As an educator, you have a duty to protect your students while they are in your care, and unfortunately, this oftentimes means protecting them from each other. Bullying is prevalent in schools today, and many schools, in fact, have a huge problem with it. Bullies can make other student's lives completely miserable, causing them to dread coming to school where they are faced with jabs and taunts that are both physical and mental or emotional in nature. Students who are victimized by bullies often expend a great deal of their energy worrying about being bullied and afraid of the bully than focusing on their studies. And deep emotional scars from bullying can carry over into their adult lives, hampering their ability to become productive, confident, and mentally-healthy individuals.
Bullying can take two basic forms, and often goes well beyond a simple case of playground arguments. And although physical bullying is the most evident and readily obvious form of bullying, emotional bullying involves taunts and teasing that can be even more detrimental than the fear of physical harm, or the physical harm itself. And with the new face of communication, bullying can also be pulled off in midair via harassing and mean text messages and forwards. Recognizing bullying is the fundamental part of stopping it.
It is important to watch for signs of bullying in your students, especially since many kids are apprehensive to discuss the bullying because they are ashamed, afraid, or both. And most students won't report incidences of bullying among their peers because of the fear of being labeled as a "snitch", or that the bully will seek revenge against them. The three most common signs of bullying include the unexpected and abrupt appearance of scratches, scrapes, bruises or cuts, unexplainable and sudden reluctance to go to school, and emotional withdrawal.

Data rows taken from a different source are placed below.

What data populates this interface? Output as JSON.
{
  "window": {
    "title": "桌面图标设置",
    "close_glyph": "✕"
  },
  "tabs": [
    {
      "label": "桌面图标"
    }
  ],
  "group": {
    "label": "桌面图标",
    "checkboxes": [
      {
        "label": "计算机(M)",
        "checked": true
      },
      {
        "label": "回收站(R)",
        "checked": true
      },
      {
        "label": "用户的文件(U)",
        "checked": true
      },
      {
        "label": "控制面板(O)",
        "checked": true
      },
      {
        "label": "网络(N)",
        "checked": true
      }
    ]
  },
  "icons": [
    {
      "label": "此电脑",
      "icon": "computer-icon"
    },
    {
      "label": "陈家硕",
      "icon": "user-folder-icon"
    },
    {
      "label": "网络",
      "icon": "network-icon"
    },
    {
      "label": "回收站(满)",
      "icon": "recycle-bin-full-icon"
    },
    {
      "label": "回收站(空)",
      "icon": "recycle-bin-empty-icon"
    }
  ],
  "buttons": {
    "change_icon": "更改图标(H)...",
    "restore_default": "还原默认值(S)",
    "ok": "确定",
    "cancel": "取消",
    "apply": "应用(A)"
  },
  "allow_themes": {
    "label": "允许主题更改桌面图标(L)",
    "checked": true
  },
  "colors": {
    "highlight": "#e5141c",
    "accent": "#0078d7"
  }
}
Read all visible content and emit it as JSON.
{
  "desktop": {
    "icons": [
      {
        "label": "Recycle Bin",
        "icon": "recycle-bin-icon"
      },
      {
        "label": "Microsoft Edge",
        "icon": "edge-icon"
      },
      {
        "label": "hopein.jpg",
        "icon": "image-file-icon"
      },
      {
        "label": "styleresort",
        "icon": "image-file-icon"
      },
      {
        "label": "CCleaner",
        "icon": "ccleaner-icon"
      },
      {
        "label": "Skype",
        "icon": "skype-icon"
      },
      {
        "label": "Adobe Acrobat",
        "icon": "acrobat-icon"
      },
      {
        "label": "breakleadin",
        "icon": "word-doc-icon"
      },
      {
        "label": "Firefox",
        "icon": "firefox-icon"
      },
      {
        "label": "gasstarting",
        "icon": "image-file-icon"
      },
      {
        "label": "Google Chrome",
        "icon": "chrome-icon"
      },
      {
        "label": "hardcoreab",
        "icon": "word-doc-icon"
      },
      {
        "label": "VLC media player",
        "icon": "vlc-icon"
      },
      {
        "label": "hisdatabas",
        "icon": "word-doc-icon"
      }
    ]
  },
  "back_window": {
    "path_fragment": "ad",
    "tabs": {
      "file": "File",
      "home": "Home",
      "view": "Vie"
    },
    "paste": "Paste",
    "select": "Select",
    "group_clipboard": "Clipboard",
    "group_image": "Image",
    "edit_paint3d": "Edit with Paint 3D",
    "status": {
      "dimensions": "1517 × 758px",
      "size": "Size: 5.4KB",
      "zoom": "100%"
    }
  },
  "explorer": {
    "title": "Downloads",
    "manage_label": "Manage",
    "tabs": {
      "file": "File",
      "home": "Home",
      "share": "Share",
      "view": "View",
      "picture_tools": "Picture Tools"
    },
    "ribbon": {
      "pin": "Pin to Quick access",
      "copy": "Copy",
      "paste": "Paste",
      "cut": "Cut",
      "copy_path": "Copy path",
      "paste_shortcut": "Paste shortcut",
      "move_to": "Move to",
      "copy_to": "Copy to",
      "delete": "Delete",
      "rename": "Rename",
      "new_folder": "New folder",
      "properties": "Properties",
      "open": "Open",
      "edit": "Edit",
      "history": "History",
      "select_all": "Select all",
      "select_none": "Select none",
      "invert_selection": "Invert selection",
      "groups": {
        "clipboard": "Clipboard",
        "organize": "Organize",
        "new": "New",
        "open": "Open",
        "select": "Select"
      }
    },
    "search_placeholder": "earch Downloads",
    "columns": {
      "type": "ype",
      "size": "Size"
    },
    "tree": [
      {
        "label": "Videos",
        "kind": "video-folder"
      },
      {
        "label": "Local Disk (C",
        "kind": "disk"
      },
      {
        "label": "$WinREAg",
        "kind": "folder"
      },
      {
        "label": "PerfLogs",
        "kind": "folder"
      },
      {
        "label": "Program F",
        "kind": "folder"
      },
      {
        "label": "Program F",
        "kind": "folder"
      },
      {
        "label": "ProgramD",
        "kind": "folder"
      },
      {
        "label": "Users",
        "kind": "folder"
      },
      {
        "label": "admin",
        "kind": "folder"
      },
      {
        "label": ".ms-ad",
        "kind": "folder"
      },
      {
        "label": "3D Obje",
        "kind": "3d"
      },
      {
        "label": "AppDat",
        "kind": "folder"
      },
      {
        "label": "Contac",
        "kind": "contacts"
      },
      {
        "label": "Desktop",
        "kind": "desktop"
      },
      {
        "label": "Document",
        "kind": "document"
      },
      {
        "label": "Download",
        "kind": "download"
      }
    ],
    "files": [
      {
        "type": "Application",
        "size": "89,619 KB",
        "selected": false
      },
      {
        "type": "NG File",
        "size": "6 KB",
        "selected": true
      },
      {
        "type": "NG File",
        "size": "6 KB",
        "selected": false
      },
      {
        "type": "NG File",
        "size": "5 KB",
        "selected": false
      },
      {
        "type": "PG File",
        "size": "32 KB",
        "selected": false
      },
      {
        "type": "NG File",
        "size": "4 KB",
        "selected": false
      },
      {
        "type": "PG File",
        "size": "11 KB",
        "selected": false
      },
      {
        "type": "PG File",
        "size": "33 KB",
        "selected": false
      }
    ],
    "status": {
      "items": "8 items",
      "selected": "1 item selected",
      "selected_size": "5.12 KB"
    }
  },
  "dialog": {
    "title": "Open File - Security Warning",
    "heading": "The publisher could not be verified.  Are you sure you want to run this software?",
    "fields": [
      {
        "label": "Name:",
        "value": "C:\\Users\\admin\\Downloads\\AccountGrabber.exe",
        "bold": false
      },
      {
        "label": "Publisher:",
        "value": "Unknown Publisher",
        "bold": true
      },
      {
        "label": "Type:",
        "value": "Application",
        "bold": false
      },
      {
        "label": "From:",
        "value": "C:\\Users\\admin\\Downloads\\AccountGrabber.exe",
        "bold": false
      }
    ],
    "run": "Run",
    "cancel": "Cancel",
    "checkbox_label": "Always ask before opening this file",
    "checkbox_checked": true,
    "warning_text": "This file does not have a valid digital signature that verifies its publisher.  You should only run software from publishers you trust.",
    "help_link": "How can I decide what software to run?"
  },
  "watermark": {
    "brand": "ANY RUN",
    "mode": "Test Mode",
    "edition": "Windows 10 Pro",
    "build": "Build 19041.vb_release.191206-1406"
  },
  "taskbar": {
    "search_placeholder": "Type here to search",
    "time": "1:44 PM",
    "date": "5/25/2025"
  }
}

If you find discover that a student in your school is being bullied, the first step that must be taken is to notify the principle or disciplinary figure at your school. Talk to the child who has been bullied, and assure him or her that it is not their fault. Encourage the student that is being bullied to cooperate with school officials, and talk to the child's parents about the bullying incidence(s). Keeping an open dialogue is important, and it is also important that violence is not countered by more violence, which simply perpetuates a cycle. Hopefully, with watchful supervision, bullying can be controlled or eliminated in our school systems, but it literally does "take a village" to counter the problem. Toleration of bullying has gone on unchecked for a long time in many areas of the country and in many schools, but that trend is reversing. Many states now have legal ramifications for bullying. As an example, the Commonwealth of Kentucky recently passed the Golden Rule Act (HB 91) that makes bullying punishable by law, with charges ranging from harassment to harassing communication. Physical bullying can be considered as an assault.

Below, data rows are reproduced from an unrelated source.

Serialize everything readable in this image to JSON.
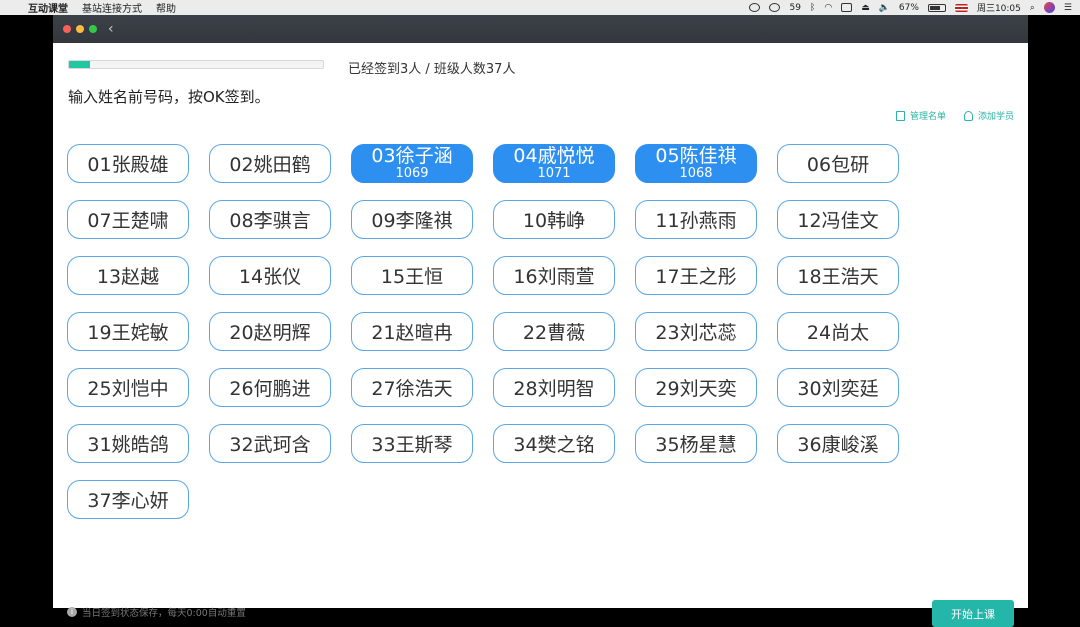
{
  "menubar": {
    "app_name": "互动课堂",
    "menus": [
      "基站连接方式",
      "帮助"
    ],
    "wechat_count": "59",
    "battery": "67%",
    "clock": "周三10:05"
  },
  "progress": {
    "fraction": 0.081
  },
  "header": {
    "signed_text": "已经签到3人 / 班级人数37人",
    "instruction": "输入姓名前号码，按OK签到。"
  },
  "links": {
    "manage": "管理名单",
    "add": "添加学员"
  },
  "students": [
    {
      "name": "01张殿雄"
    },
    {
      "name": "02姚田鹤"
    },
    {
      "name": "03徐子涵",
      "code": "1069",
      "checked": true
    },
    {
      "name": "04戚悦悦",
      "code": "1071",
      "checked": true
    },
    {
      "name": "05陈佳祺",
      "code": "1068",
      "checked": true
    },
    {
      "name": "06包研"
    },
    {
      "name": "07王楚啸"
    },
    {
      "name": "08李骐言"
    },
    {
      "name": "09李隆祺"
    },
    {
      "name": "10韩峥"
    },
    {
      "name": "11孙燕雨"
    },
    {
      "name": "12冯佳文"
    },
    {
      "name": "13赵越"
    },
    {
      "name": "14张仪"
    },
    {
      "name": "15王恒"
    },
    {
      "name": "16刘雨萱"
    },
    {
      "name": "17王之彤"
    },
    {
      "name": "18王浩天"
    },
    {
      "name": "19王姹敏"
    },
    {
      "name": "20赵明辉"
    },
    {
      "name": "21赵暄冉"
    },
    {
      "name": "22曹薇"
    },
    {
      "name": "23刘芯蕊"
    },
    {
      "name": "24尚太"
    },
    {
      "name": "25刘恺中"
    },
    {
      "name": "26何鹏进"
    },
    {
      "name": "27徐浩天"
    },
    {
      "name": "28刘明智"
    },
    {
      "name": "29刘天奕"
    },
    {
      "name": "30刘奕廷"
    },
    {
      "name": "31姚皓鸽"
    },
    {
      "name": "32武珂含"
    },
    {
      "name": "33王斯琴"
    },
    {
      "name": "34樊之铭"
    },
    {
      "name": "35杨星慧"
    },
    {
      "name": "36康峻溪"
    },
    {
      "name": "37李心妍"
    }
  ],
  "footer": {
    "note": "当日签到状态保存，每天0:00自动重置",
    "start_button": "开始上课"
  },
  "colors": {
    "accent": "#24b6a8",
    "checked": "#2d8ff0",
    "border": "#5aa7e2"
  }
}
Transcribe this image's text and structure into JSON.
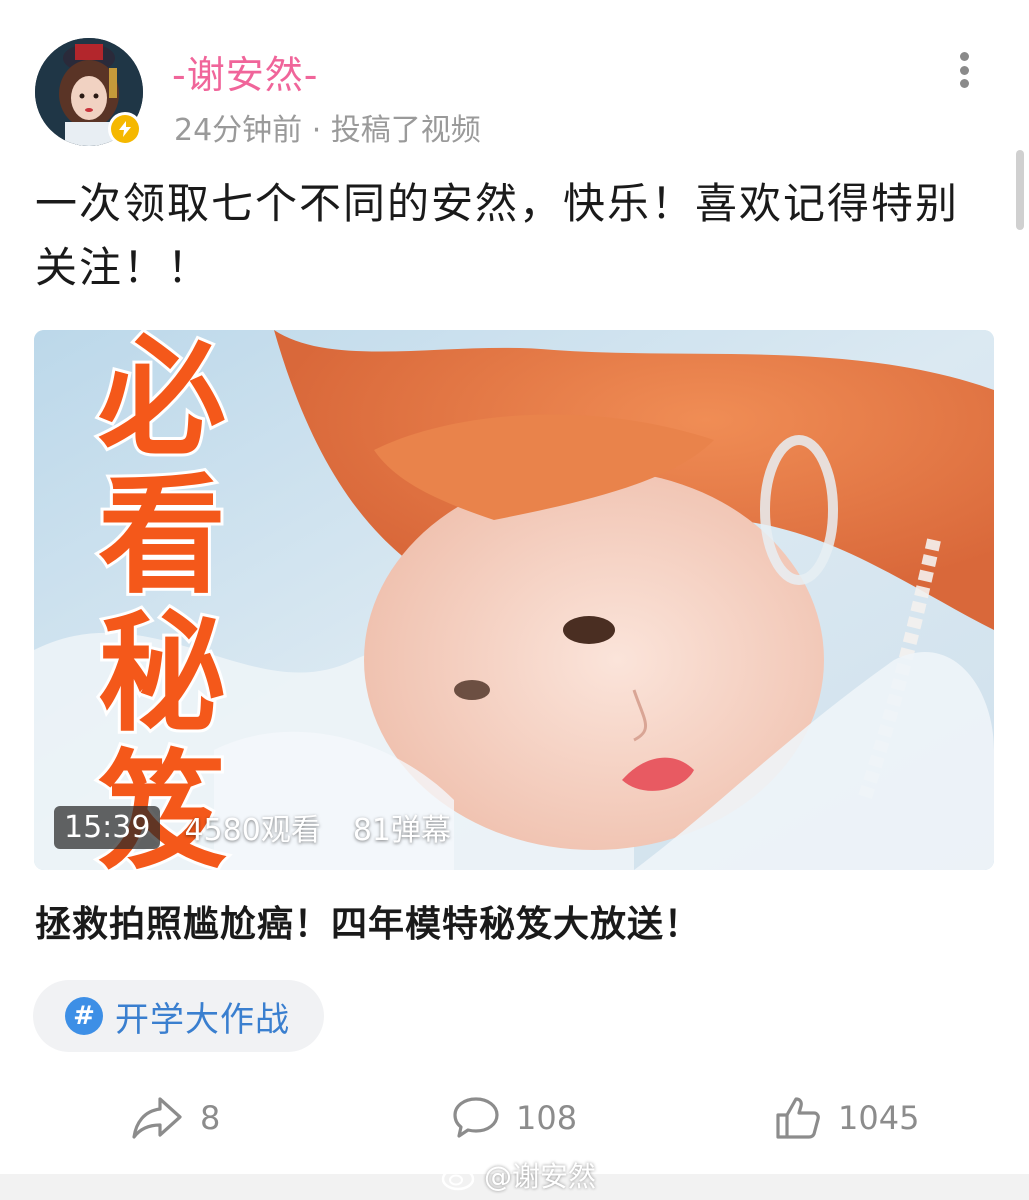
{
  "author": {
    "name": "-谢安然-",
    "meta": "24分钟前 · 投稿了视频",
    "verified": true
  },
  "post": {
    "text": "一次领取七个不同的安然，快乐！喜欢记得特别关注！！"
  },
  "video": {
    "overlay_chars": [
      "必",
      "看",
      "秘",
      "笈"
    ],
    "duration": "15:39",
    "views": "4580观看",
    "danmaku": "81弹幕",
    "title": "拯救拍照尴尬癌！四年模特秘笈大放送！"
  },
  "topic": {
    "icon_glyph": "#",
    "label": "开学大作战"
  },
  "actions": {
    "share_count": "8",
    "comment_count": "108",
    "like_count": "1045"
  },
  "watermark": {
    "text": "@谢安然"
  },
  "colors": {
    "username": "#f0659a",
    "topic_text": "#3a7fcf",
    "topic_icon": "#3d8fe6",
    "overlay_text": "#f4581a",
    "verify_badge": "#f5b800"
  },
  "icons": {
    "more": "more-vertical-icon",
    "verify": "lightning-icon",
    "share": "share-icon",
    "comment": "comment-icon",
    "like": "thumbs-up-icon",
    "watermark": "weibo-logo-icon"
  }
}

As an educator, you can be the eyes and ears that can turn bullying around and make schools safer for everyone in attendance.